To write proper English, you need to follow all the punctuation rules, even the illogical ones. Punctuation with quotations gives many people problems. Here you look at the proper punctuation for statements in quotations with and without speaker tags.

Quotations with speaker tags

Dumb rule 1: When the speaker tag comes first, put a comma after the speaker tag. The period at the end of the sentence goes inside the quotation marks.

The gang remarked, “Lola’s candidate is a sure bet.”
Lola replied, “He's not my candidate.”

Dumb rule 2: When the speaker tag comes last, put a comma inside the quotation marks and a period at the end of the sentence.

“Lola’s candidate isn’t a sure bet now,” the gang continued.
“I support a different candidate,” screamed Lola.

Now you know the first two (of far too many) quotation rules. Keep in mind that it doesn’t matter where you put the speaker tag as long as you punctuate the sentence correctly.

Sometimes a speaker tag lands in the middle of a sentence.

“I think I’ll sue,” Betsy explained, “for emotional distress.”
“You can’t imagine,” she added, “what I felt.”

In each of these sample sentences, the speaker tag interrupts the quotation. Time for some more dumb rules for interrupted quotations.

Dumb rule 3: In a sentence with an interrupted quotation, the comma is inside the quotation marks for the first half of a quotation.

Dumb rule 4: In a sentence with an interrupted quotation, the speaker tag is followed by a comma before the quotation marks.

Dumb rule 5: In a sentence with an interrupted quotation, the period at the end of the sentence is inside the quotation marks.

Dumb rule 6: In a sentence with an interrupted quotation, the second half of a quotation does not begin with a capital letter.

When you plop a speaker tag right in the middle of someone’s conversation, make sure that you don’t create a run-on sentence:

Wrong: “When you move a piano, you must be careful,” squeaked Al, “I could have been killed.”
Right: “When you move a piano, you must be careful,” squeaked Al. “I could have been killed.”

Remove the speaker tag and check the quoted material. What is left? Enough for half a sentence? That’s okay. Quoted material doesn’t need to express a complete thought. Enough material for one sentence? Also okay. Enough material for two sentences? Not okay, unless you write two sentences.

Quotations without speaker tags

Not all sentences with quotations include speaker tags. The punctuation and capitalization rules for these sentences are a little different, though not more logical than other types of quotation rules. Check out these examples:

According to the blurb on the book jacket, Anna’s history of geometry is said to be “thrilling and unbelievable” by all who read it.
When Michael said that the book “wasn’t as exciting as watching paint dry,” Anna threw a pie in his face.

Dumb rule 7: If the quotation doesn’t have a speaker tag, the first word of the quotation is not capitalized.

Dumb rule 8: No comma separates the quotation from the rest of the sentence if the quotation doesn’t have a speaker tag.

Actually, rules 7 and 8 aren’t completely dumb.

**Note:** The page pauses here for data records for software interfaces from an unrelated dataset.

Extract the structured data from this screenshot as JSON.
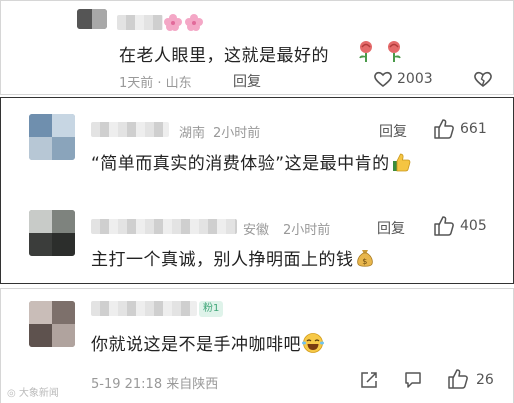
{
  "comments": [
    {
      "location": "",
      "time": "1天前 · 山东",
      "content": "在老人眼里，这就是最好的",
      "reply_label": "回复",
      "like_count": "2003",
      "emojis": [
        "rose-emoji",
        "rose-emoji"
      ],
      "name_emojis": [
        "cherry-blossom-emoji",
        "cherry-blossom-emoji"
      ]
    },
    {
      "location": "湖南",
      "time": "2小时前",
      "content": "“简单而真实的消费体验”这是最中肯的",
      "reply_label": "回复",
      "like_count": "661",
      "emojis": [
        "thumbs-up-emoji"
      ]
    },
    {
      "location": "安徽",
      "time": "2小时前",
      "content": "主打一个真诚，别人挣明面上的钱",
      "reply_label": "回复",
      "like_count": "405",
      "emojis": [
        "money-bag-emoji"
      ]
    },
    {
      "badge": "粉1",
      "time": "5-19 21:18 来自陕西",
      "content": "你就说这是不是手冲咖啡吧",
      "like_count": "26",
      "emojis": [
        "laughing-emoji"
      ]
    }
  ],
  "watermark": "大象新闻",
  "colors": {
    "badge_bg": "#dff3ea",
    "badge_text": "#3fa678",
    "meta": "#999999",
    "border_active": "#333333"
  }
}
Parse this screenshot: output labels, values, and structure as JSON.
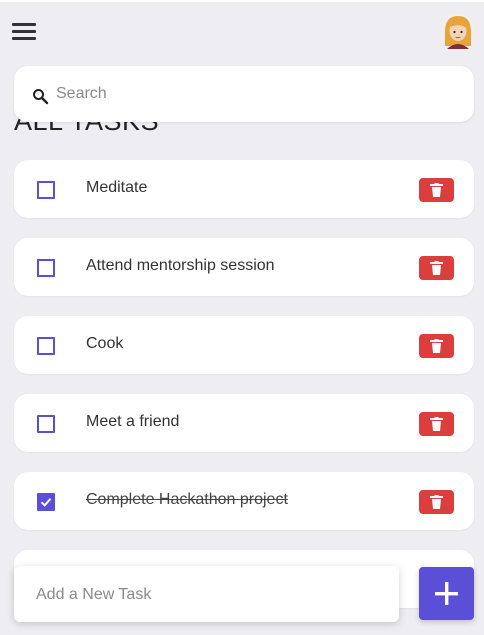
{
  "header": {
    "menu_icon": "hamburger-menu-icon",
    "avatar_icon": "user-avatar-icon"
  },
  "search": {
    "placeholder": "Search",
    "icon": "search-icon"
  },
  "heading": "ALL TASKS",
  "tasks": [
    {
      "label": "Meditate",
      "completed": false
    },
    {
      "label": "Attend mentorship session",
      "completed": false
    },
    {
      "label": "Cook",
      "completed": false
    },
    {
      "label": "Meet a friend",
      "completed": false
    },
    {
      "label": "Complete Hackathon project",
      "completed": true
    }
  ],
  "add_task": {
    "placeholder": "Add a New Task",
    "button_icon": "plus-icon"
  },
  "colors": {
    "accent": "#5b4fd8",
    "delete": "#dc3d3d",
    "background": "#eeeef2"
  }
}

Quotations without speaker tags aren’t set off from the sentence; they’re tucked into the sentence. You don’t want to put a capital letter in the middle of the sentence, which is where nonspeaker-tag quotations usually end up. Also, omitting the comma preserves the flow of the sentence.

Notice that quotations without speaker tags tend to be short. If you’re reporting a lengthy statement, you’re probably better off with a speaker tag and the complete quotation. If you want to extract only a few, relevant words from someone’s speech, you can probably do without a speaker tag.

  • Add a Comment
  • Print
  • Share
blog comments powered by Disqus
Grammar Rules for Texts and Instant Messages
How to Avoid Common Apostrophe Errors with Pronouns
How to Use Commas in Addresses and Dates
When Do You Capitalize References to People?
How to Use Colons in Your Writing